Walmart is testing inventory management robots that scan aisles to identify out-of-stock products and more, Reuters reports.

Each robot stands approximately 2 feet high and is equipped with a camera that scans store shelves for out-of-stock, misplaced, and mislabeled products. They then report the data to Walmart employees. Walmart has already been testing these robots at a few stores in Arkansas, California, and Pennsylvania, and plans to roll them out to more than 50 US locations.

These robots can greatly improve Walmart’s inventory management and overall efficiency. The robots can scan aisles three times as fast and much more accurately than an average Walmart employee, Jeremy King, chief talent officer for Walmart US and e-commerce, told Reuters. Additionally, employees only have the chance to check aisles approximately twice a week; although it’s unknown how often or when these robots will be roaming the aisles, it’s likely to be on a more regular basis. All of these improvements will keep Walmart’s aisles better stocked and free up employees to help customers, creating a better shopping experience while making its operations more efficient.

This is a major step in Walmart’s efforts to shore up its inventory management processes. Walmart recently announced that it will begin stocking during daytime hours, rather than overnight, at more than 430 of its Walmart Neighborhood Market locations, and that it plans to utilize inventory management technology. While it’s unclear if the robots will be used at these locations, they’re clearly part of the same initiative to improve Walmart’s inventory management at all of its stores. These robots would work well in conjunction with daytime stocking, as they can provide Walmart employees with real-time inventory reports, allowing workers to quickly restock products or fix any issues.

Improvements to inventory management can bolster the in-store shopping experience, which should be a priority for Walmart. Although Walmart is working to improve its e-commerce performance in order to contend with Amazon, its unmatched brick-and-mortar network is already a significant advantage. The retailer has been trying to leverage this strength with initiatives that encourage customers to make returns or pick up orders in-store. Part of the value for Walmart is getting consumers into its stores, so it’s extremely important to offer a great shopping experience, and these inventory management changes can help ensure one.

One of retailers’ top priorities is to figure out how to gain an edge over Amazon. To do this, many retailers are attempting to differentiate themselves by creating highly curated experiences that combine the personal feel of in-store shopping with the convenience of online portals.

These personalized online experiences are powered by artificial intelligence (AI). This is the technology that enables e-commerce websites to recommend products uniquely suited to shoppers, and enables people to search for products using conversational language, or just images, as though they were interacting with a person.

Using AI to personalize the customer journey could be a huge value-add to retailers. Retailers that have implemented personalization strategies see sales gains of 6-10%, a rate two to three times faster than other retailers, according to a report by Boston Consulting Group (BCG). It could also boost profitability rates 59% in the wholesale and retail industries by 2035, according to Accenture.

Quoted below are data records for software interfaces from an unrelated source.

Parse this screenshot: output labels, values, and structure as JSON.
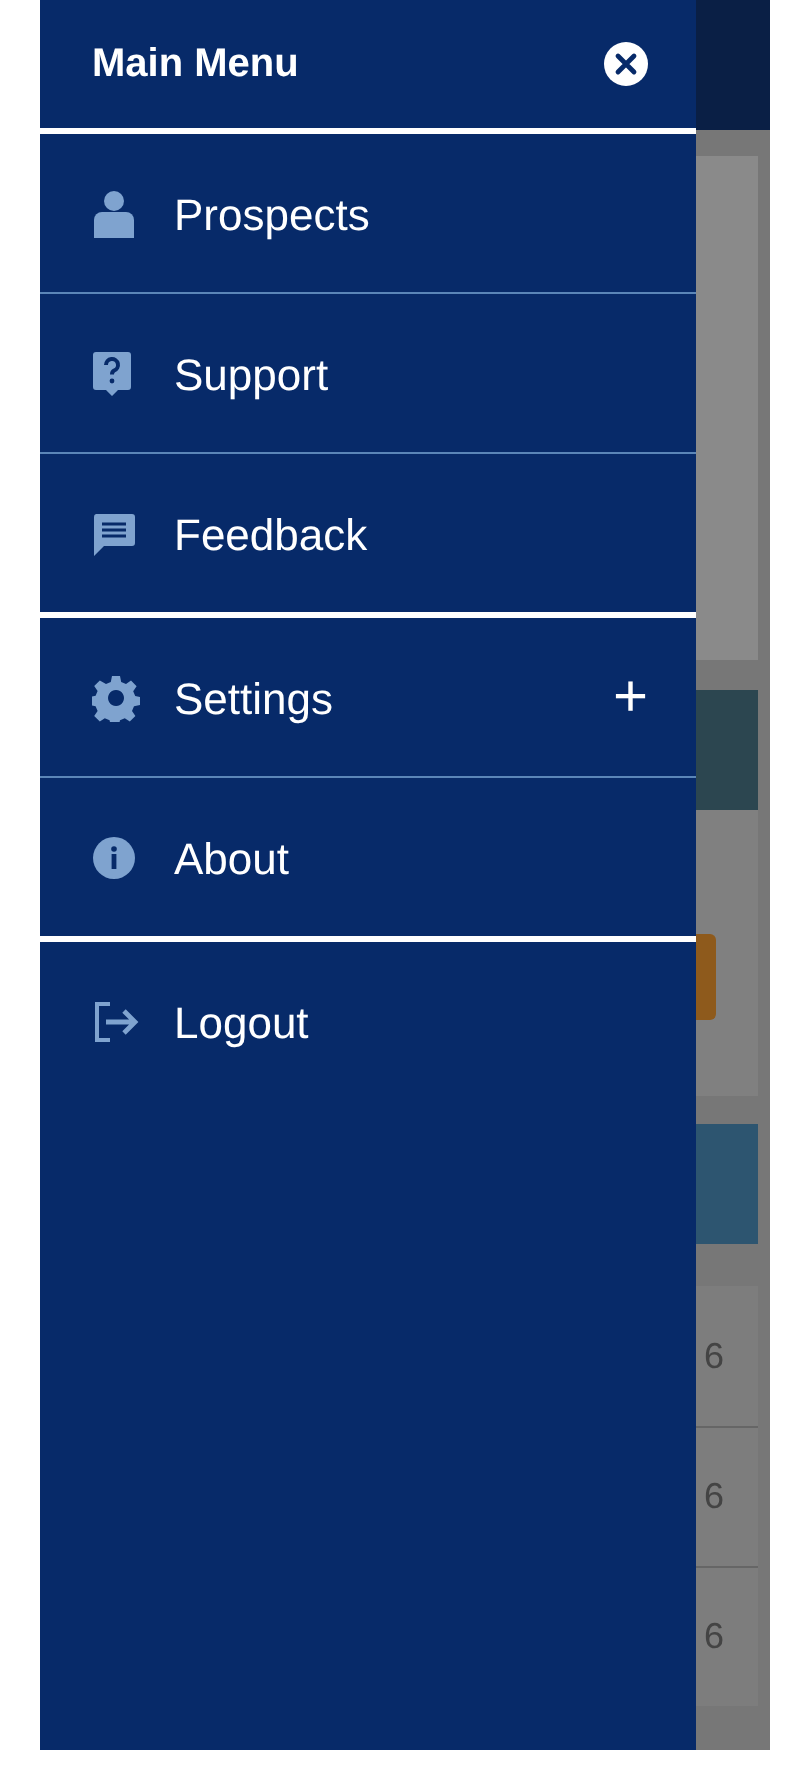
{
  "menu": {
    "title": "Main Menu",
    "items": [
      {
        "label": "Prospects",
        "group_end": false
      },
      {
        "label": "Support",
        "group_end": false
      },
      {
        "label": "Feedback",
        "group_end": true
      },
      {
        "label": "Settings",
        "group_end": false,
        "expand_symbol": "+"
      },
      {
        "label": "About",
        "group_end": true
      },
      {
        "label": "Logout"
      }
    ]
  },
  "background": {
    "prospect_dates": [
      "6",
      "6",
      "6"
    ]
  }
}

Stephanie Pandolph, research analyst for BI Intelligence, Business Insider’s premium research service, has written a detailed report on AI in e-commerce that:

  • Provides an overview of the numerous applications of AI in retail, using case studies of how retailers are currently gaining an advantage using this technology. These applications include personalizing online interfaces, tailoring product recommendations, increasing the relevance of shoppers search results, and providing immediate and useful customer service.
  • Examines the various challenges that retailers may face when looking to implementing AI, which typically stems from data storage systems being outdated and inflexible, as well as organizational barriers that prevent personalization strategies from being executed effectively.
  • Gives two different strategies that retailers can use to successfully implement AI, and discusses the advantages and disadvantages of each strategy.

Source: Business Insider